A paper published in Nature Communications Biology contributes to the growing appreciation for the outsize role that microbes play in everything from human digestion to crop yields: Microbes in the soil—fungi in this case—appear to be influencing forest diversity on a global scale.


Forests on Earth exhibit a marked gradient from the equator toward the poles: Tropical forests near the equator tend to include a large number of different species, whereas forests nearer the poles support less plant diversity.

One explanation for this phenomenon maintains that soil pathogens, including bacteria and fungi, help create this gradient. Species-specific pathogens accumulate near adult trees, and their abundance can diminish the success of juveniles growing near their parents, thus promoting species diversity. This effect is stronger in warm, wet climates, contributing to the greater diversity in forests near the equator.

Twist to story

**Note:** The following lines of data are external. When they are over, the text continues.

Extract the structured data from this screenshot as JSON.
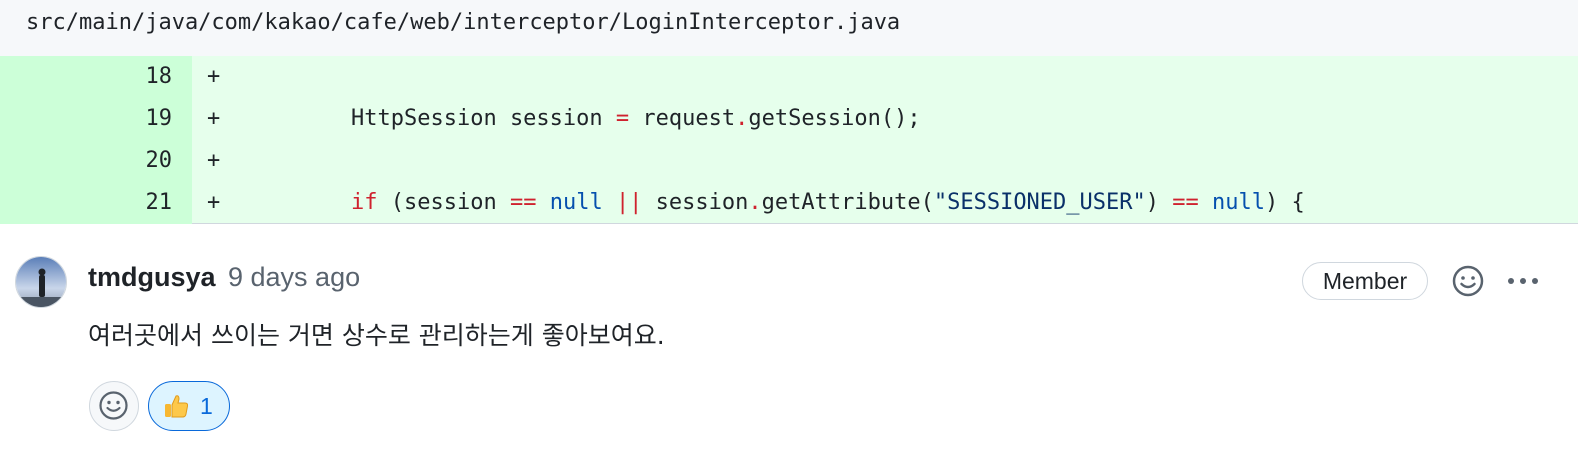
{
  "file": {
    "path": "src/main/java/com/kakao/cafe/web/interceptor/LoginInterceptor.java"
  },
  "diff": {
    "rows": [
      {
        "num": "18",
        "sign": "+"
      },
      {
        "num": "19",
        "sign": "+"
      },
      {
        "num": "20",
        "sign": "+"
      },
      {
        "num": "21",
        "sign": "+"
      }
    ],
    "line19": {
      "a": "HttpSession session ",
      "op1": "=",
      "b": " request",
      "dot": ".",
      "c": "getSession();"
    },
    "line21": {
      "kw_if": "if",
      "a": " (session ",
      "op1": "==",
      "sp1": " ",
      "null1": "null",
      "sp2": " ",
      "op2": "||",
      "b": " session",
      "dot": ".",
      "c": "getAttribute(",
      "str": "\"SESSIONED_USER\"",
      "d": ") ",
      "op3": "==",
      "sp3": " ",
      "null2": "null",
      "e": ") {"
    }
  },
  "comment": {
    "author": "tmdgusya",
    "time": "9 days ago",
    "badge": "Member",
    "body": "여러곳에서 쓰이는 거면 상수로 관리하는게 좋아보여요.",
    "reactions": [
      {
        "emoji": "thumbs-up",
        "count": "1"
      }
    ]
  },
  "colors": {
    "added_line_bg": "#e6ffec",
    "added_gutter_bg": "#ccffd8",
    "reaction_active": "#0969da"
  }
}
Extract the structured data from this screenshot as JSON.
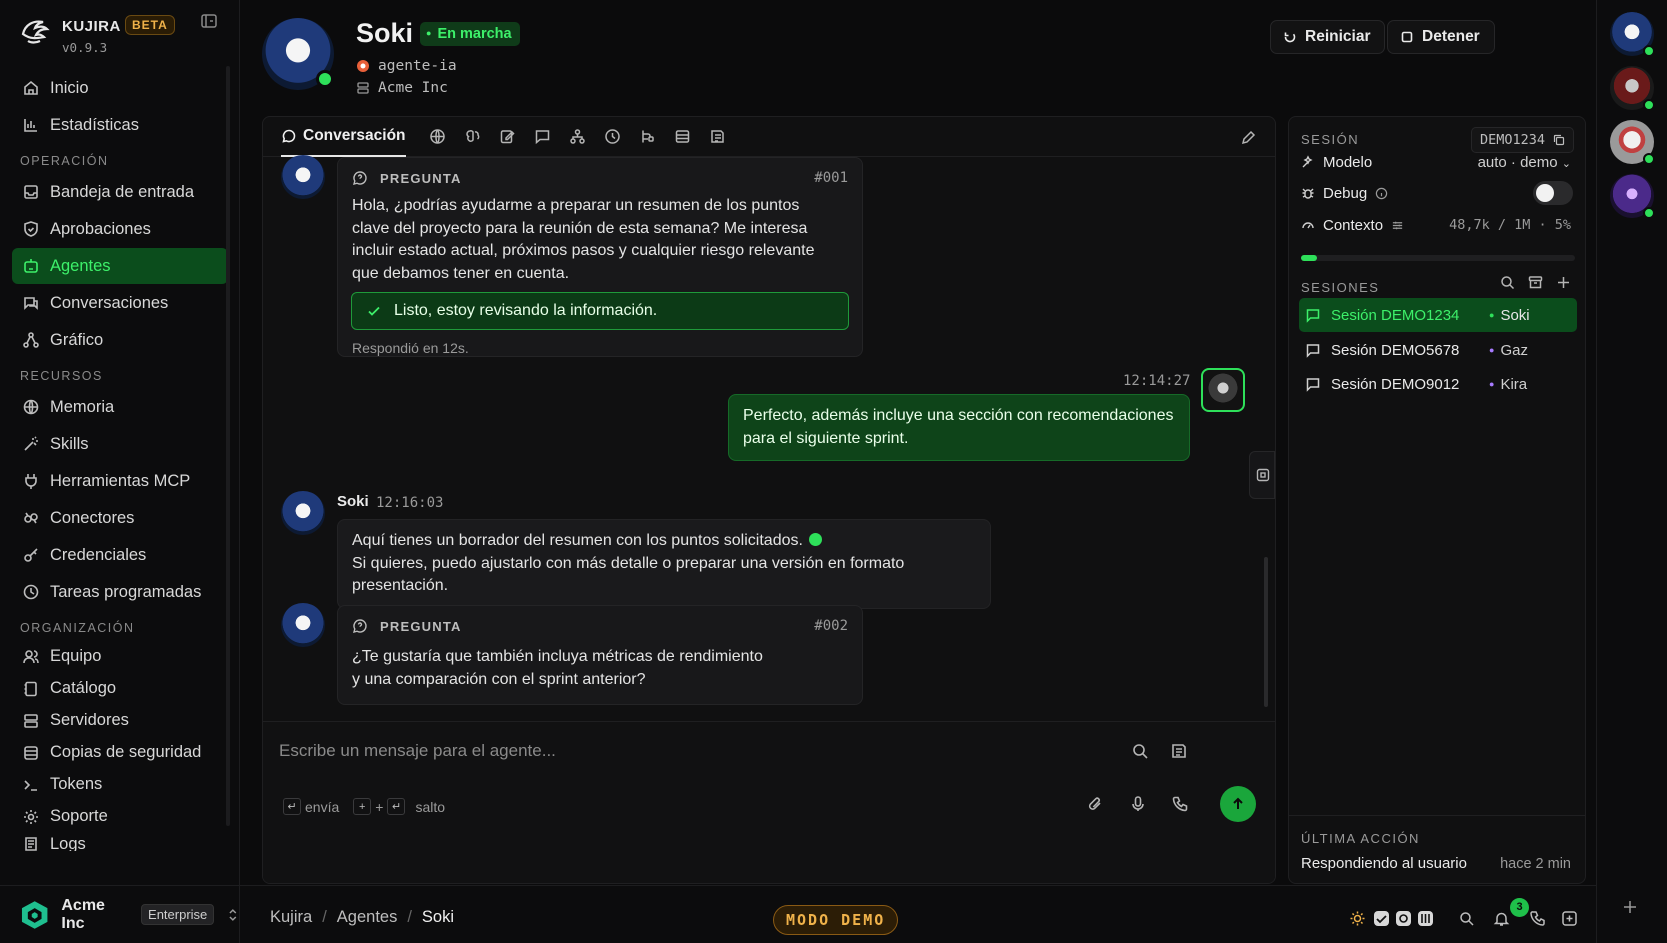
{
  "brand": {
    "name": "KUJIRA",
    "badge": "BETA",
    "version": "v0.9.3"
  },
  "nav": {
    "items_top": [
      {
        "label": "Inicio",
        "icon": "home-icon"
      },
      {
        "label": "Estadísticas",
        "icon": "stats-icon"
      }
    ],
    "section_operacion": "OPERACIÓN",
    "items_operacion": [
      {
        "label": "Bandeja de entrada",
        "icon": "inbox-icon"
      },
      {
        "label": "Aprobaciones",
        "icon": "shield-icon"
      },
      {
        "label": "Agentes",
        "icon": "bot-icon",
        "active": true
      },
      {
        "label": "Conversaciones",
        "icon": "chat-icon"
      },
      {
        "label": "Gráfico",
        "icon": "graph-icon"
      }
    ],
    "section_recursos": "RECURSOS",
    "items_recursos": [
      {
        "label": "Memoria",
        "icon": "globe-icon"
      },
      {
        "label": "Skills",
        "icon": "wand-icon"
      },
      {
        "label": "Herramientas MCP",
        "icon": "plug-icon"
      },
      {
        "label": "Conectores",
        "icon": "link-icon"
      },
      {
        "label": "Credenciales",
        "icon": "key-icon"
      },
      {
        "label": "Tareas programadas",
        "icon": "clock-icon"
      }
    ],
    "section_organizacion": "ORGANIZACIÓN",
    "items_organizacion": [
      {
        "label": "Equipo",
        "icon": "team-icon"
      },
      {
        "label": "Catálogo",
        "icon": "catalog-icon"
      },
      {
        "label": "Servidores",
        "icon": "server-icon"
      },
      {
        "label": "Copias de seguridad",
        "icon": "database-icon"
      },
      {
        "label": "Tokens",
        "icon": "terminal-icon"
      },
      {
        "label": "Soporte",
        "icon": "gear-icon"
      },
      {
        "label": "Logs",
        "icon": "logs-icon"
      }
    ]
  },
  "workspace": {
    "name": "Acme Inc",
    "plan": "Enterprise"
  },
  "header": {
    "agent_name": "Soki",
    "status": "En marcha",
    "handle": "agente-ia",
    "org": "Acme Inc",
    "restart_label": "Reiniciar",
    "stop_label": "Detener"
  },
  "tabs": {
    "active_label": "Conversación"
  },
  "messages": {
    "q1": {
      "tag": "PREGUNTA",
      "number": "#001",
      "text": "Hola, ¿podrías ayudarme a preparar un resumen de los puntos\nclave del proyecto para la reunión de esta semana? Me interesa\nincluir estado actual, próximos pasos y cualquier riesgo relevante\nque debamos tener en cuenta.",
      "done": "Listo, estoy revisando la información.",
      "replied": "Respondió en 12s."
    },
    "user": {
      "time": "12:14:27",
      "text": "Perfecto, además incluye una sección con recomendaciones\npara el siguiente sprint."
    },
    "agent": {
      "name": "Soki",
      "time": "12:16:03",
      "line1": "Aquí tienes un borrador del resumen con los puntos solicitados.",
      "line2": "Si quieres, puedo ajustarlo con más detalle o preparar una versión en formato presentación."
    },
    "q2": {
      "tag": "PREGUNTA",
      "number": "#002",
      "text": "¿Te gustaría que también incluya métricas de rendimiento\ny una comparación con el sprint anterior?"
    }
  },
  "composer": {
    "placeholder": "Escribe un mensaje para el agente...",
    "hint_send": "envía",
    "hint_plus": "+",
    "hint_newline": "salto"
  },
  "panel": {
    "session_label": "SESIÓN",
    "session_id": "DEMO1234",
    "model_label": "Modelo",
    "model_value": "auto · demo",
    "debug_label": "Debug",
    "debug_on": false,
    "context_label": "Contexto",
    "context_value": "48,7k / 1M · 5%",
    "context_fraction": 0.05,
    "sessions_label": "SESIONES",
    "sessions": [
      {
        "title": "Sesión DEMO1234",
        "agent": "Soki",
        "color": "#2ee05a",
        "active": true
      },
      {
        "title": "Sesión DEMO5678",
        "agent": "Gaz",
        "color": "#a77bff",
        "active": false
      },
      {
        "title": "Sesión DEMO9012",
        "agent": "Kira",
        "color": "#a77bff",
        "active": false
      }
    ],
    "last_action_label": "ÚLTIMA ACCIÓN",
    "last_action": "Respondiendo al usuario",
    "last_action_time": "hace 2 min"
  },
  "bottombar": {
    "crumbs": [
      "Kujira",
      "Agentes",
      "Soki"
    ],
    "demo_label": "MODO DEMO",
    "notifications": "3"
  },
  "colors": {
    "accent": "#2ee05a",
    "accent_dark": "#0b4d1c",
    "demo": "#f0b24a"
  }
}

However, a new study led by Camille Delavaux, a lead scientist at ETH Zurich in Switzerland, adds a twist to this established story. Mycorrhizal fungi - soil fungi that form mutually beneficial relationships with the majority of plant roots globally - appear to be counteracting the effects of harmful soil pathogens in ways that influence global patterns of forest diversity.

“This paper provides an additional mechanism that may help explain why forest compositional diversity differs with latitude, and a little more about how microbes may regulate patterns of diversity across the planet,” says Matthew Baker, professor of geography and environmental systems at University of Maryland, Baltimore County (UMBC) and a co-author on the new study.

Tree diversity

Both major classes of these mutualistic fungi, ectomycorrhizal and arbuscular mycorrhizal, may improve juvenile survival. However, Delavaux and colleagues’ paper found that ectomycorrhizal fungi have a more pronounced effect. Ectomycorrhizal fungi form a sheath around plant roots, which researchers believe may directly protect the plants against pathogens. Ectomycorrhizae are more common at higher latitudes, and they are also more likely to be specialists supporting a single tree species. 

Arbuscular fungi are more common near the equator, and they may offer less protection against pathogens. They are also less likely to specialize with a particular tree species. That means they are more likely to encourage different tree species to grow nearby. 

Global biodiversity

The new paper found initial evidence for both the diversity-promoting effects of arbuscular fungi and the diversity-reducing effects of ectomycorrhizal fungi, “which seems to suggest that these mechanisms could very well play a role in driving patterns of global biodiversity in tree species,” Baker explains. 

The research team’s findings taken together with previous understanding of these fungi may explain well-known patterns of forest tree diversity associated with latitude. “And that’s exciting,” Baker says. “Global patterns of biodiversity may not result solely from antagonistic relationships between trees and their pathogens, but also from symbiotic relationships with fungi in soils.”

Forest science

“These findings were only possible because of an impressive global network of forest plots administered by the Smithsonian Institution’s Forest Global Earth Observatory (ForestGEO) Network,” Delavaux explains. To be a member of the network, researchers at ForestGEO sites must commit to inventorying the trees in their plots every five years, which entails recording the size and precise coordinates of every tree within the plot boundaries with a diameter of at least one inch. Some sites also collect data on wildlife, soil microbiota, and more using standardized protocols established by the network. The current study used data from 43 of 77 global ForestGEO plots, including a plot on UMBC’s main campus.

The network “reflects the willingness of people in the scientific community to pool resources for the greater good,” Baker says. In UMBC’s case, student volunteers, led by graduate student Anita Kraemer, collected the vast majority of the data.

Different microbes

UMBC’s two 6.25-hectare (about 15-acre) plots are unique in other ways: They were the first urban, temperate ForestGEO plots when they joined the network in 2012 at the initiative of Erle Ellis, professor of geography and environmental systems and a co-author on the new paper, and graduate student Jonathan Dandois. Dandois completed his Ph.D. in geography and environmental systems in 2013 and is now the Geographic Information Systems manager at Johns Hopkins University.

The UMBC plots include forest edges (adjacent to campus facilities like tennis courts, parking lots, and a swimming pool) and contain a variety of exotic species in addition to native plants. As a result, the plots’ species diversity per unit area exceeds other temperate forests and rivals some of the tropical forest plots in the network. Those observations have fueled Baker’s recent work on urban forests.

Learning stage

The new findings on the role of fungi in global forest structure may be just the beginning of understanding how microbes drive global biodiversity patterns. “The scientific community is very much in the learning stage about appreciating the diversity of different types of soil microbes and their distribution over the planet,” Baker says, “and investigators like Dr. Delavaux are expanding our understanding.”

Delavaux is excited about pursuing related work moving forward. “Future research will leverage the available tree census data and generate additional microbial genetic sequencing data from 30 plots to directly link the microbiome to plant community structure,” she says.